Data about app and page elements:

____

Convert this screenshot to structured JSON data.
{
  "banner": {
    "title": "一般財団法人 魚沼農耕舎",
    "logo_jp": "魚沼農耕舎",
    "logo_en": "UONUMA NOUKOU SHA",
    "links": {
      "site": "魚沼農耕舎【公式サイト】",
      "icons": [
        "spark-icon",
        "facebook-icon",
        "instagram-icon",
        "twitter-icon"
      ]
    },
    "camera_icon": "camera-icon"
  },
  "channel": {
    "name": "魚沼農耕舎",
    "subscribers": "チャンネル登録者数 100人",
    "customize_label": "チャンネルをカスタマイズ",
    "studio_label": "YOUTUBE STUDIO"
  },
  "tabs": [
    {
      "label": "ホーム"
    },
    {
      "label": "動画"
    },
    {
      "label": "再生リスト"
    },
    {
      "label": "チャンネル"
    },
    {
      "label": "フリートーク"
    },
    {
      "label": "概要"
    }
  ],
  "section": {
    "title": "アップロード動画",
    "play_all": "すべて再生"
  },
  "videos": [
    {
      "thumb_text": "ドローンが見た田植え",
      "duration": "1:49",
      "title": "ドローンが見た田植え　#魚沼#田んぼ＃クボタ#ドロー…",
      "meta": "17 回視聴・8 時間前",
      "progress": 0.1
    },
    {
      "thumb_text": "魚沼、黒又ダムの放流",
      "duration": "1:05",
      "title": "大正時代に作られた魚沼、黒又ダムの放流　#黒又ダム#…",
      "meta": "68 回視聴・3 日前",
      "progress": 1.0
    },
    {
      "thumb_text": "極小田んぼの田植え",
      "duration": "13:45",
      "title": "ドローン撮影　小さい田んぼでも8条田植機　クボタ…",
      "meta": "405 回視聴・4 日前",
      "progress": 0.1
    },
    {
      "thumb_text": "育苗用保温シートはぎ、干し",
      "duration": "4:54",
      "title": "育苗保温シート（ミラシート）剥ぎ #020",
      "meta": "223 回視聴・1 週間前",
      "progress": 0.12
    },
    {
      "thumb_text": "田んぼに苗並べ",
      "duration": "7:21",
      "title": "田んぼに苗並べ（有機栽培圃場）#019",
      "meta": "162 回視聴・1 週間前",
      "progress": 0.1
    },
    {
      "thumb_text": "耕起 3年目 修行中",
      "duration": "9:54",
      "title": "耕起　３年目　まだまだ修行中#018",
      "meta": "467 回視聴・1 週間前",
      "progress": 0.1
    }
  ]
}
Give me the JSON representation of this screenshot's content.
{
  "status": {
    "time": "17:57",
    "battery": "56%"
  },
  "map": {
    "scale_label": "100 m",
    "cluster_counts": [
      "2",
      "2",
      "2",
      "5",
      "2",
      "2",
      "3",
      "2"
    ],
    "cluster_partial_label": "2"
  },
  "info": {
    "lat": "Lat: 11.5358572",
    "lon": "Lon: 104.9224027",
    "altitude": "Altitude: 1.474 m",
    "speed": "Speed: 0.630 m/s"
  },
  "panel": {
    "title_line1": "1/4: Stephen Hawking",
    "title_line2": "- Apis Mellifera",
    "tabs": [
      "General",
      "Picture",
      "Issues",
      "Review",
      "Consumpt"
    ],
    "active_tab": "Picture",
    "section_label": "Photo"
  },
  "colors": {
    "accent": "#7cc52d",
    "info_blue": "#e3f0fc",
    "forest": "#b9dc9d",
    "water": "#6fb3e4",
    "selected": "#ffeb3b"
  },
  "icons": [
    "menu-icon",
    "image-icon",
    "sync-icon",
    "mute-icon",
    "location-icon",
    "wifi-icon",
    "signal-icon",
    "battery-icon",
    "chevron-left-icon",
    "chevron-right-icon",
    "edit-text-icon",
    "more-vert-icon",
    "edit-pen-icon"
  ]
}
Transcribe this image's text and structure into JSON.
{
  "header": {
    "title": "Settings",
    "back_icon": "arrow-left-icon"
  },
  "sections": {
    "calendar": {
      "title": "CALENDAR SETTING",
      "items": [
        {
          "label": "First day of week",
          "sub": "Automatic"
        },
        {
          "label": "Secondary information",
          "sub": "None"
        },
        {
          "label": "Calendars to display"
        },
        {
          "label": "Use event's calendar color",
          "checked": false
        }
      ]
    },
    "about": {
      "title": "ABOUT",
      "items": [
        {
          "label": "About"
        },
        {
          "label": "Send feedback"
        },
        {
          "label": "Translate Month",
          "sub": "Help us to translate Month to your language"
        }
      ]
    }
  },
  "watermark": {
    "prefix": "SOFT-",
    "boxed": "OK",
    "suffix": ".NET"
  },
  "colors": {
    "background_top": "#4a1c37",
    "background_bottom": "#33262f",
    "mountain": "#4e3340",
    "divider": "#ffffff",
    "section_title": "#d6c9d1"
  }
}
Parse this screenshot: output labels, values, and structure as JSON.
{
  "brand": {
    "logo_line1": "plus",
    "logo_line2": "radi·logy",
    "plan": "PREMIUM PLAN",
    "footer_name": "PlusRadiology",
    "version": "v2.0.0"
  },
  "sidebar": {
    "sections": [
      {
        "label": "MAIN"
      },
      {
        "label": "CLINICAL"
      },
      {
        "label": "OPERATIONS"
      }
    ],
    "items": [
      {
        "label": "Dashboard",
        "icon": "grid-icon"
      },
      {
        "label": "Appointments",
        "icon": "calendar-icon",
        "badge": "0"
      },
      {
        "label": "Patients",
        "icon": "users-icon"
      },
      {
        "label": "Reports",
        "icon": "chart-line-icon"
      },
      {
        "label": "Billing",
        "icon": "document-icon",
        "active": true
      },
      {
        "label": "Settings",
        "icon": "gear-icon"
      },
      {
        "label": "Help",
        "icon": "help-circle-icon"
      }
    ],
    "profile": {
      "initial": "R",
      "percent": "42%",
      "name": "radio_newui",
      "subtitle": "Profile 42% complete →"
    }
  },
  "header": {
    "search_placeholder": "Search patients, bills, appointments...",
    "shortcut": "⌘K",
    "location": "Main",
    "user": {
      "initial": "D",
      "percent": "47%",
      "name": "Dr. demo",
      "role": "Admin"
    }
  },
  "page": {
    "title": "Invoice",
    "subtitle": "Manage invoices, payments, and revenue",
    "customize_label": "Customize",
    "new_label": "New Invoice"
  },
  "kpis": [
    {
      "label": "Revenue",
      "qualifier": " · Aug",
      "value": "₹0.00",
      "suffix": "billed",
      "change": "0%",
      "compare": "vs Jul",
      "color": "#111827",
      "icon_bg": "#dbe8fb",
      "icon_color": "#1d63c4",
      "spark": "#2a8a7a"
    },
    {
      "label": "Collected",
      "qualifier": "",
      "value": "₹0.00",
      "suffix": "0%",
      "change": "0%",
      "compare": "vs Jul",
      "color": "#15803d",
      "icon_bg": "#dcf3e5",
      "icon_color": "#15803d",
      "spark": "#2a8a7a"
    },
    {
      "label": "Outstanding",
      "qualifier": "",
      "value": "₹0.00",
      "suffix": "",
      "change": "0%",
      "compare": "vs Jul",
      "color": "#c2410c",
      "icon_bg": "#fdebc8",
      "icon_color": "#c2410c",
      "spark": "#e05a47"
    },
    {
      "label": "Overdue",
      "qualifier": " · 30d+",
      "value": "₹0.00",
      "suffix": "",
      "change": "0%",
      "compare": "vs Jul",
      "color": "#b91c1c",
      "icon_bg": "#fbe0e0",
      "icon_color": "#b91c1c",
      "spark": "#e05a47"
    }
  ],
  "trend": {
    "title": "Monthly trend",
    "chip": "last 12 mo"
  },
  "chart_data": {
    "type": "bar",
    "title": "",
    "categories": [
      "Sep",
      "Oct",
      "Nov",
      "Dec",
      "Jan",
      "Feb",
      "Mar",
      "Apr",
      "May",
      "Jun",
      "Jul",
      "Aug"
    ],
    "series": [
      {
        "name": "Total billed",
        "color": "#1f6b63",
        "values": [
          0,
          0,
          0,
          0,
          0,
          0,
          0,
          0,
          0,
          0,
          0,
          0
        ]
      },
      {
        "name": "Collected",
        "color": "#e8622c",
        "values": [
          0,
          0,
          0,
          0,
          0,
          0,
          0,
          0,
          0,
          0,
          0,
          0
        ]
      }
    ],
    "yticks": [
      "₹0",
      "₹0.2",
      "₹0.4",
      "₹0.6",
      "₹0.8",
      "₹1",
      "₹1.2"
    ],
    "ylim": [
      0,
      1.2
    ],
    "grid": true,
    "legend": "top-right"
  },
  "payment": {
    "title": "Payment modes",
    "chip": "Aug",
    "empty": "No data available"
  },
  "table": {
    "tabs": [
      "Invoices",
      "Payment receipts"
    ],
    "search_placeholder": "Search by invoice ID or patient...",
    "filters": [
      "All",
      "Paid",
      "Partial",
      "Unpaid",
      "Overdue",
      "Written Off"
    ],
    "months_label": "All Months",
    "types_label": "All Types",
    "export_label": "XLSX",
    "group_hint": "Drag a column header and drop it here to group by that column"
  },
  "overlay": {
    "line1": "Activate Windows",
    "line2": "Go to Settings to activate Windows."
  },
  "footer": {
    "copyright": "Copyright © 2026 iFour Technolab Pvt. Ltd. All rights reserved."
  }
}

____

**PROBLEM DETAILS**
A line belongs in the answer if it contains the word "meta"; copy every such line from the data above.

**EXERCISE OUTPUT**
      "meta": "17 回視聴・8 時間前",
      "meta": "68 回視聴・3 日前",
      "meta": "405 回視聴・4 日前",
      "meta": "223 回視聴・1 週間前",
      "meta": "162 回視聴・1 週間前",
      "meta": "467 回視聴・1 週間前",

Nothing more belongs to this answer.